Ever since the Astros took Martin out of Orange Lutheran High School in Southern California in the eighth round of the 2013 Draft, he’s shown off some well-rounded tools, including one 20-20 season. He was traded as part of the deal for another OLu alum, Gerrit Cole, and made his big league debut when the Pirates had holes in their outfield earlier this season.

Reds: Jimmy Herget, RHP (CIN No. 18), Reds, 6th round, 2015
Herget was a starter at South Florida, but the Reds looked at his funky delivery and thought it’d work best out of the bullpen after taking him in the sixth round in 2015. They were right, as he closed games for a couple of years and has pitched in a setup role in Triple-A, earning a spot on the 40-man roster this past offseason in the process.

National League West

D-backs: Kevin Ginkel, RHP (ARI No. 29), 22nd round, 2016
Two years after being selected out of Arizona, Ginkel broke out with one of the more dominant seasons by a reliever in 2018, pitching to 1.41 ERA with 100 strikeouts and 12 walks in 70 innings.
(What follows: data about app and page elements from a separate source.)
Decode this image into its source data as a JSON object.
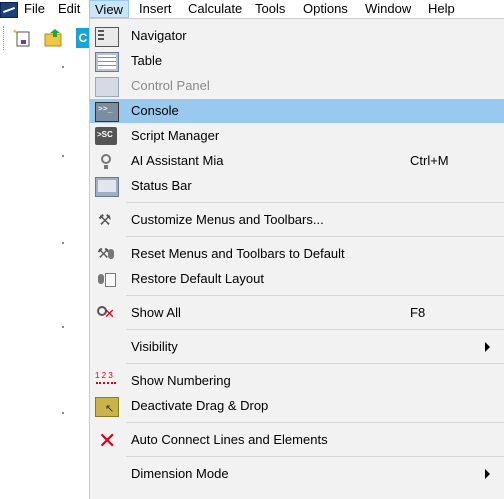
{
  "menubar": {
    "items": [
      {
        "label": "File"
      },
      {
        "label": "Edit"
      },
      {
        "label": "View"
      },
      {
        "label": "Insert"
      },
      {
        "label": "Calculate"
      },
      {
        "label": "Tools"
      },
      {
        "label": "Options"
      },
      {
        "label": "Window"
      },
      {
        "label": "Help"
      }
    ]
  },
  "toolbar": {
    "icons": [
      "new-document-icon",
      "open-folder-icon",
      "c-logo-icon"
    ],
    "c_logo": "C"
  },
  "view_menu": {
    "items": [
      {
        "label": "Navigator",
        "icon": "navigator-icon",
        "enabled": true
      },
      {
        "label": "Table",
        "icon": "table-icon",
        "enabled": true
      },
      {
        "label": "Control Panel",
        "icon": "control-panel-icon",
        "enabled": false
      },
      {
        "label": "Console",
        "icon": "console-icon",
        "enabled": true,
        "highlighted": true
      },
      {
        "label": "Script Manager",
        "icon": "script-manager-icon",
        "enabled": true
      },
      {
        "label": "AI Assistant Mia",
        "icon": "ai-assistant-icon",
        "enabled": true,
        "shortcut": "Ctrl+M"
      },
      {
        "label": "Status Bar",
        "icon": "status-bar-icon",
        "enabled": true
      },
      {
        "label": "Customize Menus and Toolbars...",
        "icon": "customize-tools-icon",
        "enabled": true
      },
      {
        "label": "Reset Menus and Toolbars to Default",
        "icon": "reset-tools-icon",
        "enabled": true
      },
      {
        "label": "Restore Default Layout",
        "icon": "restore-layout-icon",
        "enabled": true
      },
      {
        "label": "Show All",
        "icon": "show-all-icon",
        "enabled": true,
        "shortcut": "F8"
      },
      {
        "label": "Visibility",
        "enabled": true,
        "submenu": true
      },
      {
        "label": "Show Numbering",
        "icon": "numbering-icon",
        "enabled": true
      },
      {
        "label": "Deactivate Drag & Drop",
        "icon": "drag-drop-icon",
        "enabled": true
      },
      {
        "label": "Auto Connect Lines and Elements",
        "icon": "auto-connect-icon",
        "enabled": true
      },
      {
        "label": "Dimension Mode",
        "enabled": true,
        "submenu": true
      }
    ]
  },
  "colors": {
    "menu_background": "#f2f2f2",
    "highlight": "#99c9ef",
    "active_top_menu": "#cce4f7",
    "disabled_text": "#8a8a8a",
    "accent_red": "#d0021b"
  }
}
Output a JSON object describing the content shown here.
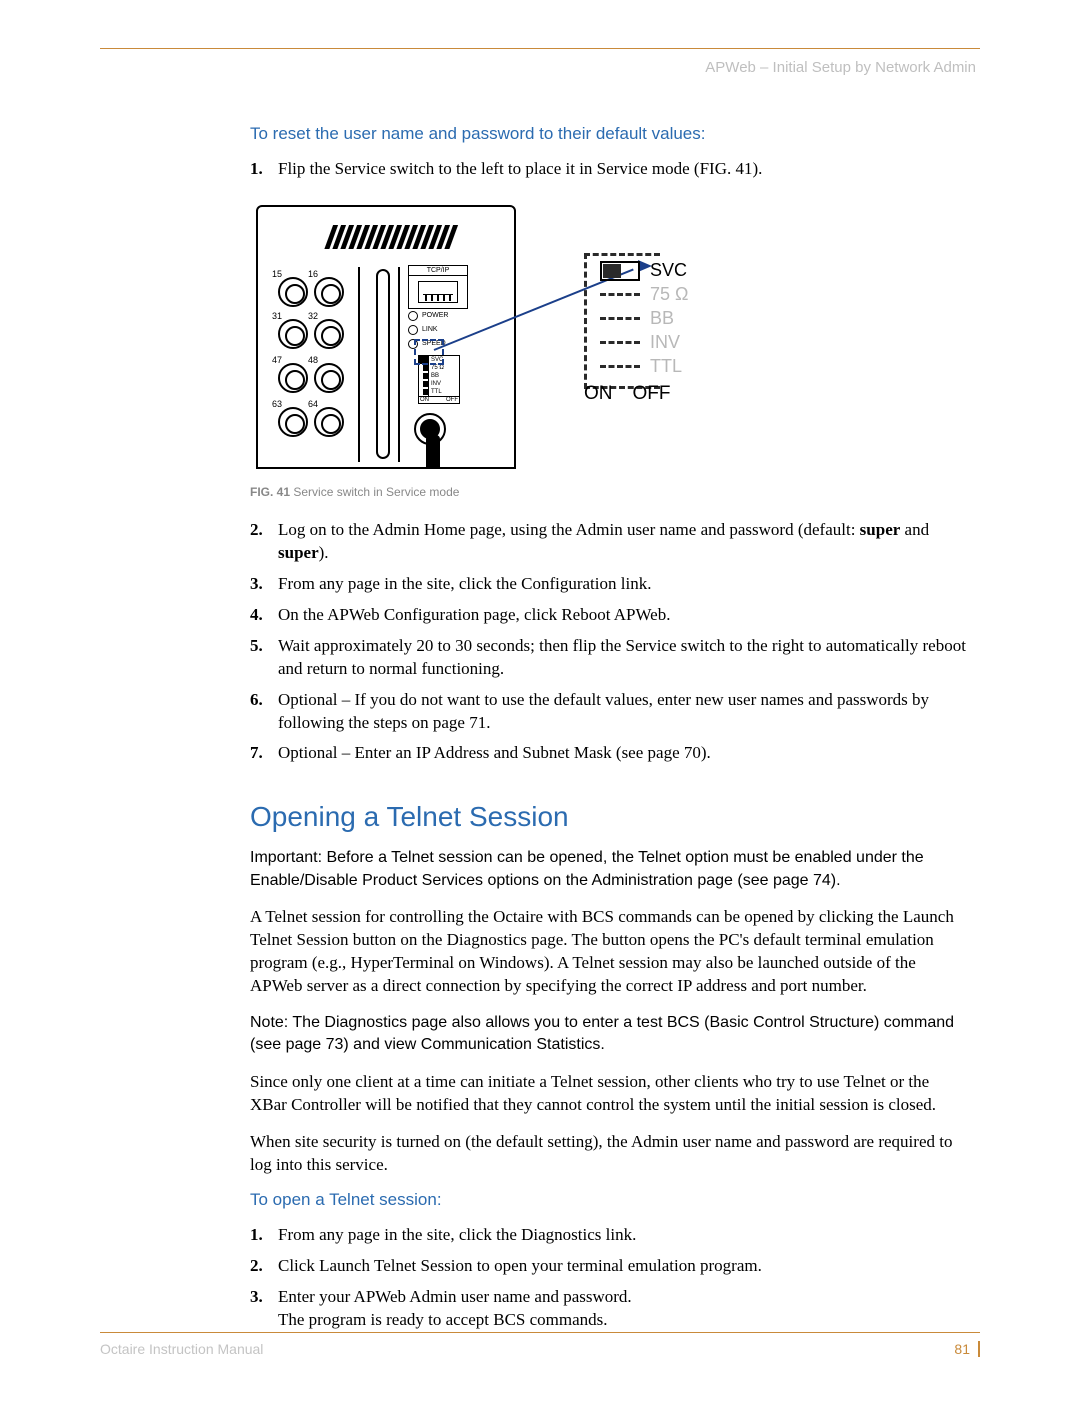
{
  "header": {
    "title": "APWeb – Initial Setup by Network Admin"
  },
  "reset": {
    "heading": "To reset the user name and password to their default values:",
    "step1": "Flip the Service switch to the left to place it in Service mode (FIG. 41).",
    "step2a": "Log on to the Admin Home page, using the Admin user name and password (default: ",
    "step2b": "super",
    "step2c": " and ",
    "step2d": "super",
    "step2e": ").",
    "step3": "From any page in the site, click the Configuration link.",
    "step4": "On the APWeb Configuration page, click Reboot APWeb.",
    "step5": "Wait approximately 20 to 30 seconds; then flip the Service switch to the right to automatically reboot and return to normal functioning.",
    "step6": "Optional – If you do not want to use the default values, enter new user names and passwords by following the steps on page 71.",
    "step7": "Optional – Enter an IP Address and Subnet Mask (see page 70)."
  },
  "figure": {
    "caption_label": "FIG. 41",
    "caption_text": "  Service switch in Service mode",
    "labels": {
      "p15": "15",
      "p16": "16",
      "p31": "31",
      "p32": "32",
      "p47": "47",
      "p48": "48",
      "p63": "63",
      "p64": "64",
      "tcpip": "TCP/IP",
      "power": "POWER",
      "link": "LINK",
      "speed": "SPEED",
      "svc": "SVC",
      "ohm": "75 Ω",
      "bb": "BB",
      "inv": "INV",
      "ttl": "TTL",
      "on": "ON",
      "off": "OFF"
    },
    "zoom": {
      "svc": "SVC",
      "ohm": "75 Ω",
      "bb": "BB",
      "inv": "INV",
      "ttl": "TTL",
      "on": "ON",
      "off": "OFF"
    }
  },
  "telnet": {
    "heading": "Opening a Telnet Session",
    "important": "Important:  Before a Telnet session can be opened, the Telnet option must be enabled under the Enable/Disable Product Services options on the Administration page (see page 74).",
    "p1": "A Telnet session for controlling the Octaire with BCS commands can be opened by clicking the Launch Telnet Session button on the Diagnostics page. The button opens the PC's default terminal emulation program (e.g., HyperTerminal on Windows). A Telnet session may also be launched outside of the APWeb server as a direct connection by specifying the correct IP address and port number.",
    "note": "Note: The Diagnostics page also allows you to enter a test BCS (Basic Control Structure) command (see page 73) and view Communication Statistics.",
    "p2": "Since only one client at a time can initiate a Telnet session, other clients who try to use Telnet or the XBar Controller will be notified that they cannot control the system until the initial session is closed.",
    "p3": "When site security is turned on (the default setting), the Admin user name and password are required to log into this service.",
    "sub": "To open a Telnet session:",
    "s1": "From any page in the site, click the Diagnostics link.",
    "s2": "Click Launch Telnet Session to open your terminal emulation program.",
    "s3a": "Enter your APWeb Admin user name and password.",
    "s3b": "The program is ready to accept BCS commands."
  },
  "footer": {
    "manual": "Octaire Instruction Manual",
    "page": "81"
  }
}
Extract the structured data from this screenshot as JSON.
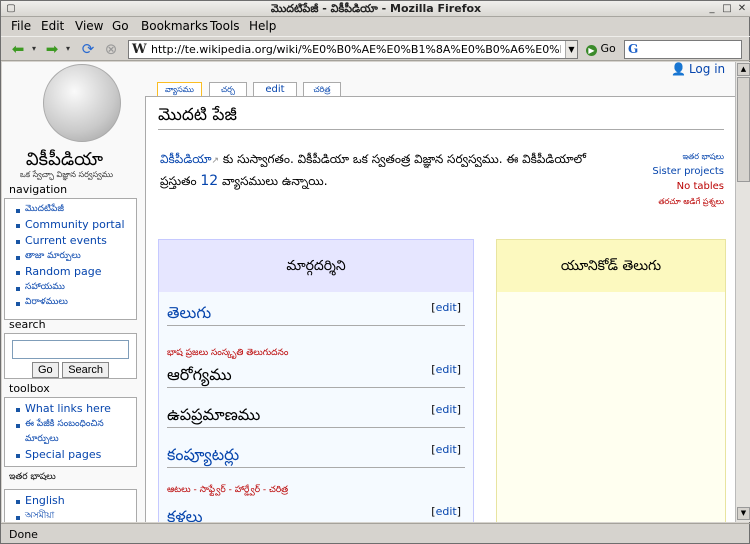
{
  "window": {
    "title": "మొదటిపేజీ - వికీపీడియా - Mozilla Firefox"
  },
  "menu": [
    "File",
    "Edit",
    "View",
    "Go",
    "Bookmarks",
    "Tools",
    "Help"
  ],
  "nav": {
    "url": "http://te.wikipedia.org/wiki/%E0%B0%AE%E0%B1%8A%E0%B0%A6%E0%B0%9F",
    "go_label": "Go",
    "search_engine": "G"
  },
  "status": "Done",
  "wiki": {
    "logo_title": "వికీపీడియా",
    "logo_tagline": "ఒక స్వేచ్ఛా విజ్ఞాన సర్వస్వము",
    "login": "Log in",
    "tabs": [
      "వ్యాసము",
      "చర్చ",
      "edit",
      "చరిత్ర"
    ],
    "heading": "మొదటి పేజీ",
    "intro_link": "వికీపీడియా",
    "intro_text_1": "కు సుస్వాగతం. వికీపీడియా ఒక స్వతంత్ర విజ్ఞాన సర్వస్వము. ఈ వికీపీడియాలో",
    "intro_text_2a": "ప్రస్తుతం",
    "article_count": "12",
    "intro_text_2b": "వ్యాసములు ఉన్నాయి.",
    "side_links": [
      "ఇతర భాషలు",
      "Sister projects",
      "No tables",
      "తరచూ అడిగే ప్రశ్నలు"
    ],
    "navigation": {
      "title": "navigation",
      "items": [
        "మొదటిపేజీ",
        "Community portal",
        "Current events",
        "తాజా మార్పులు",
        "Random page",
        "సహాయము",
        "విరాళములు"
      ]
    },
    "search": {
      "title": "search",
      "go": "Go",
      "search": "Search"
    },
    "toolbox": {
      "title": "toolbox",
      "items": [
        "What links here",
        "ఈ పేజీకి సంబంధించిన మార్పులు",
        "Special pages"
      ]
    },
    "languages": {
      "title": "ఇతర భాషలు",
      "items": [
        "English",
        "অসমীয়া"
      ]
    },
    "left_box": {
      "header": "మార్గదర్శిని",
      "edit_label": "edit",
      "sections": [
        {
          "title": "తెలుగు",
          "sub": "భాష ప్రజలు సంస్కృతి తెలుగుదనం"
        },
        {
          "title": "ఆరోగ్యము",
          "sub": ""
        },
        {
          "title": "ఉపప్రమాణము",
          "sub": ""
        },
        {
          "title": "కంప్యూటర్లు",
          "sub": "ఆటలు - సాఫ్ట్వేర్ - హార్డ్వేర్ - చరిత్ర"
        },
        {
          "title": "కళలు",
          "sub": ""
        }
      ]
    },
    "right_box": {
      "header": "యూనికోడ్ తెలుగు"
    }
  }
}
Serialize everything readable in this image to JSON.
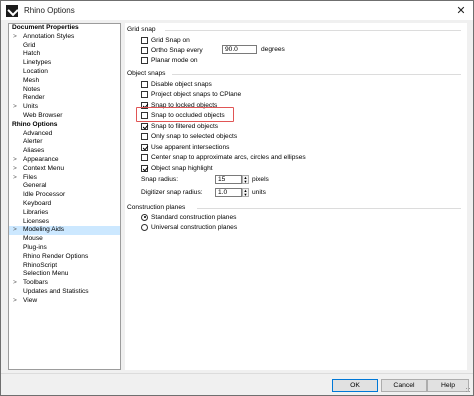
{
  "window": {
    "title": "Rhino Options",
    "close_glyph": "✕"
  },
  "tree": {
    "items": [
      {
        "label": "Document Properties",
        "kind": "group"
      },
      {
        "label": "Annotation Styles",
        "kind": "child",
        "expander": ">"
      },
      {
        "label": "Grid",
        "kind": "child"
      },
      {
        "label": "Hatch",
        "kind": "child"
      },
      {
        "label": "Linetypes",
        "kind": "child"
      },
      {
        "label": "Location",
        "kind": "child"
      },
      {
        "label": "Mesh",
        "kind": "child"
      },
      {
        "label": "Notes",
        "kind": "child"
      },
      {
        "label": "Render",
        "kind": "child"
      },
      {
        "label": "Units",
        "kind": "child",
        "expander": ">"
      },
      {
        "label": "Web Browser",
        "kind": "child"
      },
      {
        "label": "Rhino Options",
        "kind": "group"
      },
      {
        "label": "Advanced",
        "kind": "child"
      },
      {
        "label": "Alerter",
        "kind": "child"
      },
      {
        "label": "Aliases",
        "kind": "child"
      },
      {
        "label": "Appearance",
        "kind": "child",
        "expander": ">"
      },
      {
        "label": "Context Menu",
        "kind": "child",
        "expander": ">"
      },
      {
        "label": "Files",
        "kind": "child",
        "expander": ">"
      },
      {
        "label": "General",
        "kind": "child"
      },
      {
        "label": "Idle Processor",
        "kind": "child"
      },
      {
        "label": "Keyboard",
        "kind": "child"
      },
      {
        "label": "Libraries",
        "kind": "child"
      },
      {
        "label": "Licenses",
        "kind": "child"
      },
      {
        "label": "Modeling Aids",
        "kind": "child",
        "expander": ">",
        "selected": true
      },
      {
        "label": "Mouse",
        "kind": "child"
      },
      {
        "label": "Plug-ins",
        "kind": "child"
      },
      {
        "label": "Rhino Render Options",
        "kind": "child"
      },
      {
        "label": "RhinoScript",
        "kind": "child"
      },
      {
        "label": "Selection Menu",
        "kind": "child"
      },
      {
        "label": "Toolbars",
        "kind": "child",
        "expander": ">"
      },
      {
        "label": "Updates and Statistics",
        "kind": "child"
      },
      {
        "label": "View",
        "kind": "child",
        "expander": ">"
      }
    ]
  },
  "grid_snap": {
    "title": "Grid snap",
    "grid_snap_on": {
      "label": "Grid Snap on",
      "checked": false
    },
    "ortho_snap_every": {
      "label": "Ortho Snap every",
      "checked": false,
      "value": "90.0",
      "unit": "degrees"
    },
    "planar_mode_on": {
      "label": "Planar mode on",
      "checked": false
    }
  },
  "object_snaps": {
    "title": "Object snaps",
    "options": [
      {
        "label": "Disable object snaps",
        "checked": false
      },
      {
        "label": "Project object snaps to CPlane",
        "checked": false
      },
      {
        "label": "Snap to locked objects",
        "checked": true
      },
      {
        "label": "Snap to occluded objects",
        "checked": false
      },
      {
        "label": "Snap to filtered objects",
        "checked": true
      },
      {
        "label": "Only snap to selected objects",
        "checked": false
      },
      {
        "label": "Use apparent intersections",
        "checked": true
      },
      {
        "label": "Center snap to approximate arcs, circles and ellipses",
        "checked": false
      },
      {
        "label": "Object snap highlight",
        "checked": true
      }
    ],
    "snap_radius": {
      "label": "Snap radius:",
      "value": "15",
      "unit": "pixels"
    },
    "digitizer_snap_radius": {
      "label": "Digitizer snap radius:",
      "value": "1.0",
      "unit": "units"
    }
  },
  "construction_planes": {
    "title": "Construction planes",
    "options": [
      {
        "label": "Standard construction planes",
        "checked": true
      },
      {
        "label": "Universal construction planes",
        "checked": false
      }
    ]
  },
  "buttons": {
    "ok": "OK",
    "cancel": "Cancel",
    "help": "Help"
  },
  "colors": {
    "highlight_border": "#e05555",
    "selection": "#cce8ff"
  }
}
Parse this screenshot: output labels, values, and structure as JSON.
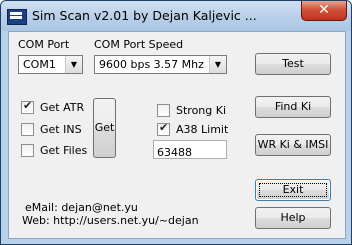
{
  "window": {
    "title": "Sim Scan v2.01 by Dejan Kaljevic ...",
    "close_glyph": "✕"
  },
  "com_port": {
    "label": "COM Port",
    "value": "COM1"
  },
  "com_speed": {
    "label": "COM Port Speed",
    "value": "9600 bps  3.57 Mhz"
  },
  "checks_left": [
    {
      "label": "Get ATR",
      "checked": true
    },
    {
      "label": "Get INS",
      "checked": false
    },
    {
      "label": "Get Files",
      "checked": false
    }
  ],
  "checks_right": [
    {
      "label": "Strong Ki",
      "checked": false
    },
    {
      "label": "A38 Limit",
      "checked": true
    }
  ],
  "limit_value": "63488",
  "buttons": {
    "test": "Test",
    "get": "Get",
    "find_ki": "Find Ki",
    "wr_ki": "WR Ki & IMSI",
    "exit": "Exit",
    "help": "Help"
  },
  "info": {
    "email": "eMail:  dejan@net.yu",
    "web": "Web: http://users.net.yu/~dejan"
  }
}
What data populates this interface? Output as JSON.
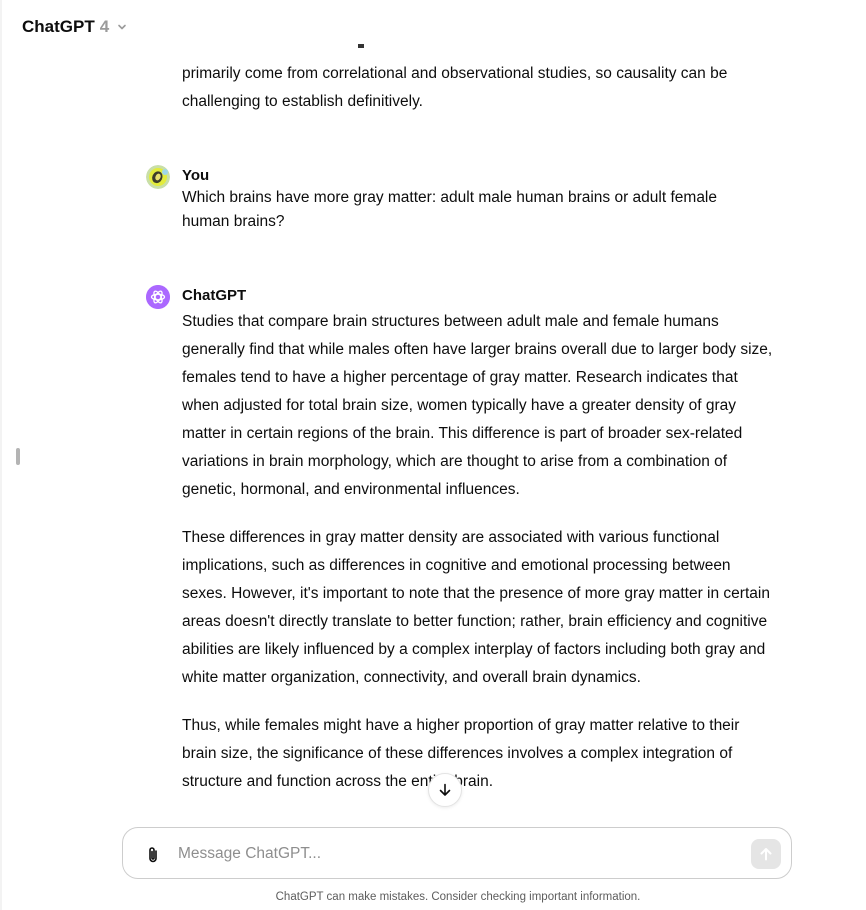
{
  "header": {
    "title": "ChatGPT",
    "version": "4",
    "chevron_icon": "chevron-down-icon"
  },
  "thread": {
    "previous_response_fragment": "primarily come from correlational and observational studies, so causality can be challenging to establish definitively.",
    "user_message": {
      "author": "You",
      "avatar_icon": "user-avatar",
      "text": "Which brains have more gray matter: adult male human brains or adult female human brains?"
    },
    "assistant_message": {
      "author": "ChatGPT",
      "avatar_icon": "openai-logo-icon",
      "avatar_color": "#ab68ff",
      "paragraphs": [
        "Studies that compare brain structures between adult male and female humans generally find that while males often have larger brains overall due to larger body size, females tend to have a higher percentage of gray matter. Research indicates that when adjusted for total brain size, women typically have a greater density of gray matter in certain regions of the brain. This difference is part of broader sex-related variations in brain morphology, which are thought to arise from a combination of genetic, hormonal, and environmental influences.",
        "These differences in gray matter density are associated with various functional implications, such as differences in cognitive and emotional processing between sexes. However, it's important to note that the presence of more gray matter in certain areas doesn't directly translate to better function; rather, brain efficiency and cognitive abilities are likely influenced by a complex interplay of factors including both gray and white matter organization, connectivity, and overall brain dynamics.",
        "Thus, while females might have a higher proportion of gray matter relative to their brain size, the significance of these differences involves a complex integration of structure and function across the entire brain."
      ]
    }
  },
  "composer": {
    "placeholder": "Message ChatGPT...",
    "value": "",
    "attach_icon": "paperclip-icon",
    "send_icon": "arrow-up-icon"
  },
  "scroll_button_icon": "arrow-down-icon",
  "disclaimer": "ChatGPT can make mistakes. Consider checking important information."
}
He furthered his success in the Arizona Fall League, then received an early-season promotion up to Triple-A in 2019.

Dodgers: Tony Gonsolin, RHP (LAD No. 4), ninth round, 2016
Gonsolin starred at St. Mary's as two-way player and has taken off since focusing solely on pitching after becoming a $2,500 senior sign in 2016. His stuff made a quantum leap, even after he transitioned from relieving to starting, and he now deals with a mid-90s fastball, a devastating upper-80s splitter and a low-80s curveball.

Giants: Jacob Heyward, OF (SF No. 30), 18th round, 2016
Jason Heyward's little brother starred in the 2015 College World Series as a Miami sophomore, then slumped as a junior and signed for $50,000 in the 18th round. He has a chance for average tools across the board and is enjoying his best full season yet in Double-A.

Padres: Ty France, 3B (SD No. 30), 34th round, 2015
Signed for $100,000 after three seasons at San Diego State under then-head coach Tony Gwynn, France busted out in 2018 to post an .819 OPS with 22 homers, 30 doubles and 96 RBIs in 137 games between the Double- and Triple-A levels. He hit nine homers in 19 games this season in his return to Triple-A to earn his first big league callup in late April.

Rockies: Sam Hilliard, OF (COL No. 9), 15th round, 2015
Hilliard was known more as a pitcher early in his amateur days, but his bat took off when he transferred from junior college to Wichita State. The Rockies' flyer on him in the 15th round in 2015 looks like it’s paying off as he played his way onto the 40-man roster this offseason and continued to show his power-speed combination (12 homers, seven steals) in his first 40 games in Triple-A this year.

Jim Callis is a reporter for MLB.com. Follow @jimcallisMLB on Twitter. Listen to him on the weekly Pipeline Podcast.

Mike Rosenbaum is a reporter for MLB.com. Follow him on Twitter at @GoldenSombrero.

Jonathan Mayo is a reporter for MLBPipeline.com. Follow him on Twitter @JonathanMayo and Facebook, and listen to him on the weekly Pipeline Podcast.